Rep. Stephen Lynch, the chair of the House Task Force on Financial Technology, has proposed legislation that would provide additional consumer protections against being ripped off by fraudsters online.
Called the Protecting Consumers From Payments Scams Act, the bill — which is in discussion draft phase — would amend the Electronic Fund Transfer Act “to treat fraudulently induced electronic fund transfers in the same manner as (an) unauthorized electronic fund transfer,” according to a copy of the bill posted on the House website. The bill would protect consumers when they are tricked into making a fraudulent money transfer via payment apps, the site said.
Lynch, a Massachusetts Democrat, unveiled the bill at an April 28 task force hearing on security problems consumers may face with online digital wallets. A spokesman for Lynch didn’t respond to a request for comment.
“It's fair to ask whether consumers are unknowingly trading the short-term ease and convenience of digital payments, or the long term loss of personal financial data and latent vulnerability that could undermine their financial security,” Lynch said during the task force hearing. "So we're faced with the question of who should be on the hook when a consumer has been tricked into transferring their hard-earned savings by fraudulent online activity while transacting through digital wallets on an online banking platform.”
Nearly 18 million people were defrauded through scams involving digital wallets and person-to-person payments apps in 2020 when their popularity took off at the start of the coronavirus pandemic, according to a recently released congressional report, citing data from Javelin Strategy and Research.

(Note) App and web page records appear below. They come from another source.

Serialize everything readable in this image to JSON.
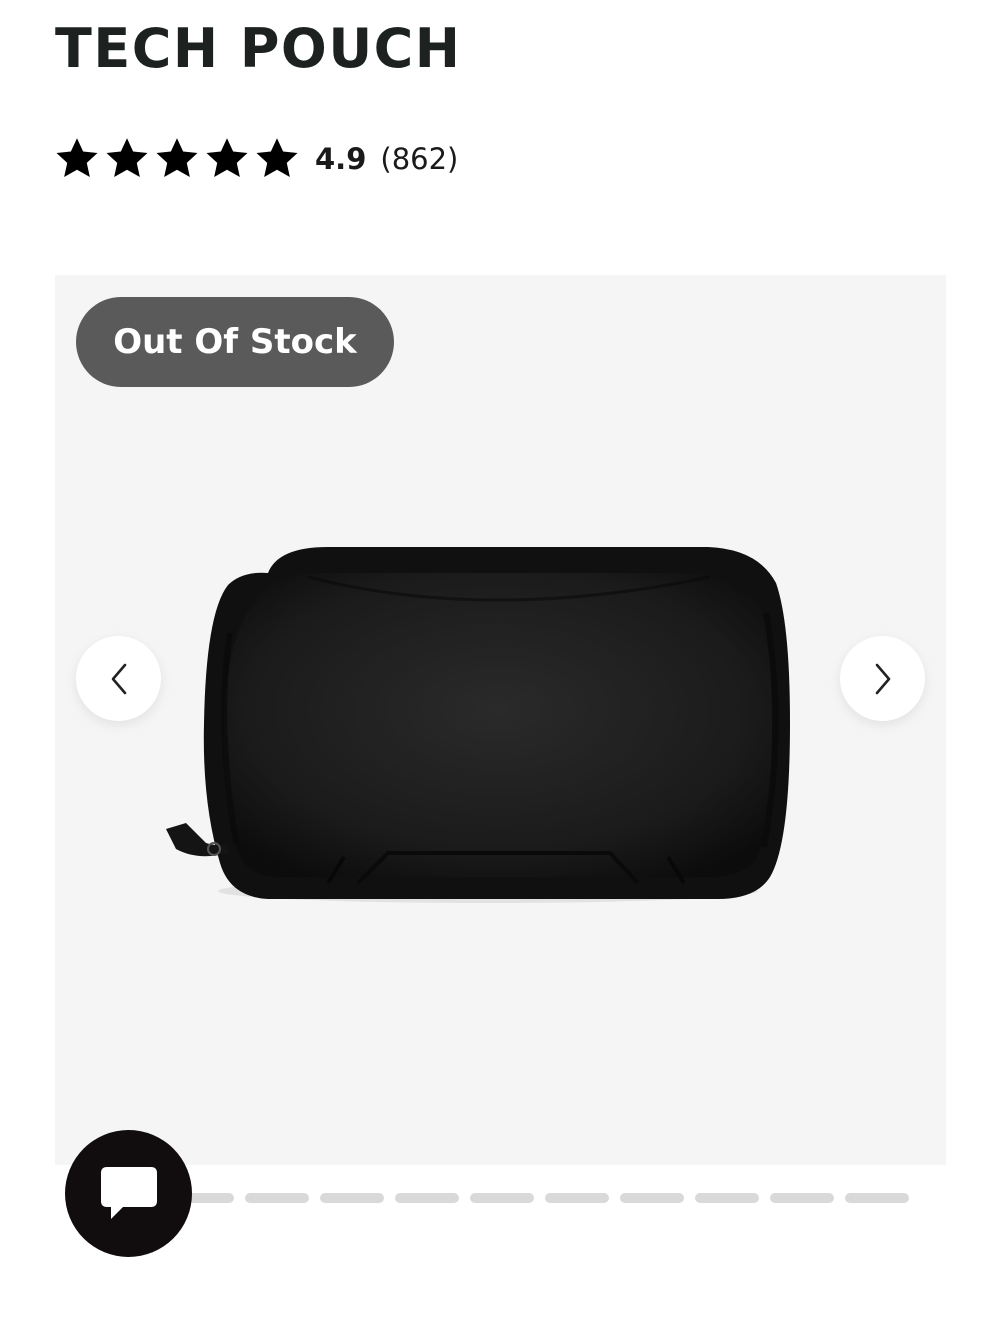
{
  "product": {
    "title": "TECH POUCH",
    "rating": {
      "stars_filled": 5,
      "stars_total": 5,
      "value": "4.9",
      "count": "(862)"
    }
  },
  "gallery": {
    "badge": "Out Of Stock",
    "image_icon": "product-photo-black-tech-pouch",
    "prev_icon": "chevron-left-icon",
    "next_icon": "chevron-right-icon",
    "slide_count": 11,
    "active_slide": 1
  },
  "chat": {
    "icon": "chat-bubble-icon"
  },
  "colors": {
    "background": "#ffffff",
    "gallery_background": "#f5f5f5",
    "badge_background": "#5a5a5a",
    "star": "#000000",
    "dot_inactive": "#d9d9d9",
    "chat_button": "#110c0d"
  }
}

The Consumer Financial Protection Bureau has received 9,277 complaints about mobile or digital wallets since it started accepting complaints in 2017. Some consumers have complained about losing the balances they had in their wallets when they face problems with digital wallet companies, the report said.
“Consumers may also not understand that funds kept in digital wallets or by payment apps may not be insured and protected to the same degree as their bank accounts,” the report says. “As funds stored in a wallet may not be considered deposits, they are generally ineligible for deposit insurance.”
Though some wallet providers deposit funds into an FDIC-insured bank account, that coverage is hard to come by. “Stakeholders have questioned whether users recognize their wallet balances may be uninsured, raising systemic risk concerns,” according to a congressional committee report.
Proponents of digital wallets have touted them as a solution for the estimated 7 million Americans that lack accounts to hold their money in either a bank or a credit union.
Lynch, who has represented the Bay State since 2001, pointed out that digital wallets have limited usefulness in addressing long-standing problems related to the unbanked.
“We should not ignore the fact that most financial products including digital wallets require a customer to have a bank account,” Lynch said.
The Massachusetts Democrat and his allies on March 28 introduced the Electronic Currency and Secure Hardware Act, H.R. 7231, called the ECash Act for short, which would direct the secretary of the U.S. Department of the Treasury to develop and issue a digital analog to the U.S. dollar.
“As we shift towards digital commerce and away from physical cash, we leave behind a segment of consumers that rely on physical cash because they do not have access to digital products,” Lynch said. "These gaps continue to highlight the need for a public sector digital payment offering that allows for instant peer-to-peer payments that also protect consumer privacy.”